[Data records for software interfaces]
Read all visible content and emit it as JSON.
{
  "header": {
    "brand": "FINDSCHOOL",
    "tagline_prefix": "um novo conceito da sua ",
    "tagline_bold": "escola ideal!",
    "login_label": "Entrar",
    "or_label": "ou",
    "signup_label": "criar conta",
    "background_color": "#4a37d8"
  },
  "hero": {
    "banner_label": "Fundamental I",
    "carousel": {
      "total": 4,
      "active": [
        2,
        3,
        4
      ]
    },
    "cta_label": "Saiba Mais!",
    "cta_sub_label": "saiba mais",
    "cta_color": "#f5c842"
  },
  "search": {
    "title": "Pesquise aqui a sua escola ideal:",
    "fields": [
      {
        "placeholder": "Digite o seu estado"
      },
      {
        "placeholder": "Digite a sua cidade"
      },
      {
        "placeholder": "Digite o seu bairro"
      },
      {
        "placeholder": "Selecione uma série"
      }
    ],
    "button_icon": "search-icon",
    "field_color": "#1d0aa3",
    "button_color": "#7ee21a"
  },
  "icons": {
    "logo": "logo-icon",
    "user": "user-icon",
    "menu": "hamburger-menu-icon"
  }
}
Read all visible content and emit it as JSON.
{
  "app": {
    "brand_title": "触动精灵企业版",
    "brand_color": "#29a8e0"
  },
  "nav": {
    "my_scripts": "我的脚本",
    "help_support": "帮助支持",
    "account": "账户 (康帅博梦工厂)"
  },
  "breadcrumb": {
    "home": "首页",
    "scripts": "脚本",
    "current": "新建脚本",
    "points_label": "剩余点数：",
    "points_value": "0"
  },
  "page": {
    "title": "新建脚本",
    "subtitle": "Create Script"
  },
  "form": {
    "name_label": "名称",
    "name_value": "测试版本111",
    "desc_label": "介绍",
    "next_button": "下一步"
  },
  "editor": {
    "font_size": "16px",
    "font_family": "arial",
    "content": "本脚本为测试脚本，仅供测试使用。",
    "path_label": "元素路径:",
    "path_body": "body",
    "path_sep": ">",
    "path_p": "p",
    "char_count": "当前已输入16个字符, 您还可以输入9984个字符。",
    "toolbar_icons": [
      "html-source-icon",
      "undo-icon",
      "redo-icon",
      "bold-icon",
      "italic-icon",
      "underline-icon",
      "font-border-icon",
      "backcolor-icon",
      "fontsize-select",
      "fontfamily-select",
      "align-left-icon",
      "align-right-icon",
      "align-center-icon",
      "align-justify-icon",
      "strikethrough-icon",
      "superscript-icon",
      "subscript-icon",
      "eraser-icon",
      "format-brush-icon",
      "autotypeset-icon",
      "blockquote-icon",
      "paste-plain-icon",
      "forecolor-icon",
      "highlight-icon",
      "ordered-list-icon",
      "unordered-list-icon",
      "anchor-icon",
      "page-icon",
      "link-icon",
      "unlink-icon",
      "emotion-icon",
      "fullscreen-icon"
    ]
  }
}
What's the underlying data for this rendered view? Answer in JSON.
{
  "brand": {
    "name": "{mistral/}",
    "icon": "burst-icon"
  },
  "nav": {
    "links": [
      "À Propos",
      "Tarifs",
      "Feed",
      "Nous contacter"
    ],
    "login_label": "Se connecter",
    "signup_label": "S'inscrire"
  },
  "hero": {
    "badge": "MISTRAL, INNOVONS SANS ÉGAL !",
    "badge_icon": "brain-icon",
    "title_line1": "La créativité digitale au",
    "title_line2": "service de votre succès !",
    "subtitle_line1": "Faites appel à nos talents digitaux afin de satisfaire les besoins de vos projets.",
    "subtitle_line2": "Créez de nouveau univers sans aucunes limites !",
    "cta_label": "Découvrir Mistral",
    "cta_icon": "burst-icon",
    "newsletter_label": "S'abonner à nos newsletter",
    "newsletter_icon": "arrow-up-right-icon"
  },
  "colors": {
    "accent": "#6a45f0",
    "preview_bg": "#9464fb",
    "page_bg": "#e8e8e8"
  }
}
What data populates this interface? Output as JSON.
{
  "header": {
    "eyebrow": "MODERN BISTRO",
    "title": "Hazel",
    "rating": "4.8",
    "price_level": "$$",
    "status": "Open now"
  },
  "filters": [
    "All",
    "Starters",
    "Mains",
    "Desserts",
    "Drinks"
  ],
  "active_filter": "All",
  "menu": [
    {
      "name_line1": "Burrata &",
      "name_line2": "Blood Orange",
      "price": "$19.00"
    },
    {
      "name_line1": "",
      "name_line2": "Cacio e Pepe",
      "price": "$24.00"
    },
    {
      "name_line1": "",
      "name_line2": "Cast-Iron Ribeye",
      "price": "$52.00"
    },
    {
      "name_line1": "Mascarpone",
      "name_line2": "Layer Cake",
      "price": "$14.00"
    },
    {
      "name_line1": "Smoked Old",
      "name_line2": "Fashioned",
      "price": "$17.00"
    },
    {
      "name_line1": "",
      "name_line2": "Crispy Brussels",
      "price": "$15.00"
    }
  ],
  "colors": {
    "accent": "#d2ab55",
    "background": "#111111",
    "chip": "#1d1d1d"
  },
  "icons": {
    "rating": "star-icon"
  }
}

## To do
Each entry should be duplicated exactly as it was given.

## Expected output
Read all visible content and emit it as JSON.
{
  "header": {
    "brand": "FINDSCHOOL",
    "tagline_prefix": "um novo conceito da sua ",
    "tagline_bold": "escola ideal!",
    "login_label": "Entrar",
    "or_label": "ou",
    "signup_label": "criar conta",
    "background_color": "#4a37d8"
  },
  "hero": {
    "banner_label": "Fundamental I",
    "carousel": {
      "total": 4,
      "active": [
        2,
        3,
        4
      ]
    },
    "cta_label": "Saiba Mais!",
    "cta_sub_label": "saiba mais",
    "cta_color": "#f5c842"
  },
  "search": {
    "title": "Pesquise aqui a sua escola ideal:",
    "fields": [
      {
        "placeholder": "Digite o seu estado"
      },
      {
        "placeholder": "Digite a sua cidade"
      },
      {
        "placeholder": "Digite o seu bairro"
      },
      {
        "placeholder": "Selecione uma série"
      }
    ],
    "button_icon": "search-icon",
    "field_color": "#1d0aa3",
    "button_color": "#7ee21a"
  },
  "icons": {
    "logo": "logo-icon",
    "user": "user-icon",
    "menu": "hamburger-menu-icon"
  }
}
Read all visible content and emit it as JSON.
{
  "app": {
    "brand_title": "触动精灵企业版",
    "brand_color": "#29a8e0"
  },
  "nav": {
    "my_scripts": "我的脚本",
    "help_support": "帮助支持",
    "account": "账户 (康帅博梦工厂)"
  },
  "breadcrumb": {
    "home": "首页",
    "scripts": "脚本",
    "current": "新建脚本",
    "points_label": "剩余点数：",
    "points_value": "0"
  },
  "page": {
    "title": "新建脚本",
    "subtitle": "Create Script"
  },
  "form": {
    "name_label": "名称",
    "name_value": "测试版本111",
    "desc_label": "介绍",
    "next_button": "下一步"
  },
  "editor": {
    "font_size": "16px",
    "font_family": "arial",
    "content": "本脚本为测试脚本，仅供测试使用。",
    "path_label": "元素路径:",
    "path_body": "body",
    "path_sep": ">",
    "path_p": "p",
    "char_count": "当前已输入16个字符, 您还可以输入9984个字符。",
    "toolbar_icons": [
      "html-source-icon",
      "undo-icon",
      "redo-icon",
      "bold-icon",
      "italic-icon",
      "underline-icon",
      "font-border-icon",
      "backcolor-icon",
      "fontsize-select",
      "fontfamily-select",
      "align-left-icon",
      "align-right-icon",
      "align-center-icon",
      "align-justify-icon",
      "strikethrough-icon",
      "superscript-icon",
      "subscript-icon",
      "eraser-icon",
      "format-brush-icon",
      "autotypeset-icon",
      "blockquote-icon",
      "paste-plain-icon",
      "forecolor-icon",
      "highlight-icon",
      "ordered-list-icon",
      "unordered-list-icon",
      "anchor-icon",
      "page-icon",
      "link-icon",
      "unlink-icon",
      "emotion-icon",
      "fullscreen-icon"
    ]
  }
}
What's the underlying data for this rendered view? Answer in JSON.
{
  "brand": {
    "name": "{mistral/}",
    "icon": "burst-icon"
  },
  "nav": {
    "links": [
      "À Propos",
      "Tarifs",
      "Feed",
      "Nous contacter"
    ],
    "login_label": "Se connecter",
    "signup_label": "S'inscrire"
  },
  "hero": {
    "badge": "MISTRAL, INNOVONS SANS ÉGAL !",
    "badge_icon": "brain-icon",
    "title_line1": "La créativité digitale au",
    "title_line2": "service de votre succès !",
    "subtitle_line1": "Faites appel à nos talents digitaux afin de satisfaire les besoins de vos projets.",
    "subtitle_line2": "Créez de nouveau univers sans aucunes limites !",
    "cta_label": "Découvrir Mistral",
    "cta_icon": "burst-icon",
    "newsletter_label": "S'abonner à nos newsletter",
    "newsletter_icon": "arrow-up-right-icon"
  },
  "colors": {
    "accent": "#6a45f0",
    "preview_bg": "#9464fb",
    "page_bg": "#e8e8e8"
  }
}
What data populates this interface? Output as JSON.
{
  "header": {
    "eyebrow": "MODERN BISTRO",
    "title": "Hazel",
    "rating": "4.8",
    "price_level": "$$",
    "status": "Open now"
  },
  "filters": [
    "All",
    "Starters",
    "Mains",
    "Desserts",
    "Drinks"
  ],
  "active_filter": "All",
  "menu": [
    {
      "name_line1": "Burrata &",
      "name_line2": "Blood Orange",
      "price": "$19.00"
    },
    {
      "name_line1": "",
      "name_line2": "Cacio e Pepe",
      "price": "$24.00"
    },
    {
      "name_line1": "",
      "name_line2": "Cast-Iron Ribeye",
      "price": "$52.00"
    },
    {
      "name_line1": "Mascarpone",
      "name_line2": "Layer Cake",
      "price": "$14.00"
    },
    {
      "name_line1": "Smoked Old",
      "name_line2": "Fashioned",
      "price": "$17.00"
    },
    {
      "name_line1": "",
      "name_line2": "Crispy Brussels",
      "price": "$15.00"
    }
  ],
  "colors": {
    "accent": "#d2ab55",
    "background": "#111111",
    "chip": "#1d1d1d"
  },
  "icons": {
    "rating": "star-icon"
  }
}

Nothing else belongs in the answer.